“I’m sure he does.”
“But does he say it? Or do his actions convey more than the words that he doesn’t?”
Nat wondered if perhaps the topic was too sensitive for Elizabeth to see all men were not like her ex-husband. Ryan was a Christian. He wouldn’t blame Libby for something she had no control over. But Christian husbands and wives stuck in misunderstandings and battles came into his office every day. Still Ryan wouldn’t, would he? Not when Libby hurt so badly.
“Will you be able to fill in for me for a few weeks, Paul? I’d hoped to hold off the vacation until you were officially hired, but maybe this will speed up their decision.”
Paul glanced at Elizabeth. “Yes. Your sister needs you.” Paul stood. “Let’s go to the dining room for that card game.” Paul led the way to the other side of the house.
Paul dealt first, and Elizabeth won that game. “You shouldn’t challenge her, Nat,” Paul said. “She’ll win every game now.”
“Another challenge. Good.” Elizabeth cut the cards one more time before she began to deal. “Paul tells me that Nicole Bryant may need a friend. I’ll talk to her Sunday, and maybe she can come over some time next week.”
Paul won the next game in spite of the challenge. But Elizabeth beat him in the final game. Nat stood. “Time for me to take off. I’m thinking about buying that game for my computer and practicing up. Next time, Paul.”
“How about next Friday?” Paul turned to Elizabeth.
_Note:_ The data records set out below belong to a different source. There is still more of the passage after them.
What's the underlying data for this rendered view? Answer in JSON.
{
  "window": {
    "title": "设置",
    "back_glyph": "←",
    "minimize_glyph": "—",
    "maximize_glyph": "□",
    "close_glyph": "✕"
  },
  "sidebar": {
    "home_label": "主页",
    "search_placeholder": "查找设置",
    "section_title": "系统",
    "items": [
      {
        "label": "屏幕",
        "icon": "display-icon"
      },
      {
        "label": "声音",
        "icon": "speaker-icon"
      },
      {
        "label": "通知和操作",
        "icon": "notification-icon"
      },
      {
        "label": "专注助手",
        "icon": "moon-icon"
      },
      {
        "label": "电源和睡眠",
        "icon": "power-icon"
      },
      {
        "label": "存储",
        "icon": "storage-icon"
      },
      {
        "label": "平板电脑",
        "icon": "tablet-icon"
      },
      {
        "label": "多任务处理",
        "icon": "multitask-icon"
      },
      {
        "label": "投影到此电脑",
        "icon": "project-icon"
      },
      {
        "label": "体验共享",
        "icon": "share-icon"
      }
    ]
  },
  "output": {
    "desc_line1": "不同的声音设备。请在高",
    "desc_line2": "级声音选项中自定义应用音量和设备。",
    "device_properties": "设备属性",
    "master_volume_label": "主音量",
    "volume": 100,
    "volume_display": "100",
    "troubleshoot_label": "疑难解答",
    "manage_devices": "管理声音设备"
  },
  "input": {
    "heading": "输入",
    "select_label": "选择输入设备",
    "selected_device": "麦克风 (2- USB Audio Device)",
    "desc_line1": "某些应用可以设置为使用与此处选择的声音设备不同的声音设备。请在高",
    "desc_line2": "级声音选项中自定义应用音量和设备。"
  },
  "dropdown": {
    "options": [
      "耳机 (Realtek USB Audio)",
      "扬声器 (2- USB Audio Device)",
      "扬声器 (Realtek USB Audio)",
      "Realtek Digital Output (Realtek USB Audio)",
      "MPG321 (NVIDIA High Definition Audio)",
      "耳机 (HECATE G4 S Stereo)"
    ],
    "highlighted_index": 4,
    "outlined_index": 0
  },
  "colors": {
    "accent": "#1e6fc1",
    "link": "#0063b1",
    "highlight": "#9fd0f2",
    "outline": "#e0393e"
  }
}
“Sure, Nat,” she agreed. “Come around six for dinner.”
He’d rather be with no one else. “It sounds good. Thanks.”
Monday morning Nat went to Jay’s office before he could be trapped in his study. He had to wait a few minutes for Jay to finish talking to a parent of one of the school’s students, but finally they were alone. “Get a sponsor for Rachel yet?” Nat asked hopefully.
Jay laughed. “No. Did you?”
Nat hesitated only a second. He’d said the words, he had to follow through. “No, but I’ll do it until someone else comes along. I told her she could start tomorrow. They’ll be in later to fill out the paperwork.”
Jay leaned forward in his seat against his desk. “Are you sure about this, Nat? You know I’d love to help a lot of people also, but it’s impossible to help everyone who needs it. If this gets out, others might expect you to help them.”
“Don’t tell anyone then. Can’t it be anonymous?”
“We have to have a billing address on file. The files are confidential, and the girls are careful, but sometimes things slip out. This isn’t good for you, Nat. Rumors of favoritism and….”
Nat stopped him by lifting his hand slightly. “I’m tired of rumors, Jay. Others choose who they’ll support. Don’t I get the same opportunity to choose my own charities?”
Jay conceded. “I’ll back you up if there’s any flack. Rachel needs to be here.” He leaned back and opened the bottom drawer of his desk, pulling out some forms. He glanced through them. “Nicole will have to fill out the top.” He passed them to Nat. “Fill out the billing information.”
Nat glanced at the form and handed it back. “After Nicole does. I told her the sponsor wished to remain anonymous.”
“Wise choice, Nat.” He took the papers back. “I’ll bring these to you tomorrow for your signature and the first installment on the tuition.”
Nat stood. “Then everything is set? Nicole will bring Rachel after class today to look around.”
Jay indicated it was, and Nat left for the day-care center across the street to make similar arrangements.
At his desk Nat returned a number of calls before he could tell Lynette that he wanted to speak with all the Elders. He asked if she could set up a Thursday evening meeting or next Saturday morning — whichever most of them would be able to attend.
A little after three Nicole and Rachel arrived. She wore older clothes, and her hair was up as she usually wore it. But he remembered Friday. It was a shame such a pretty woman was forced to hide herself to support herself and her child.
Go to Chapter 5
© 2006, 1998 by Deborah K. Lauro. You may make one copy for personal use. To share, please direct friends to this website.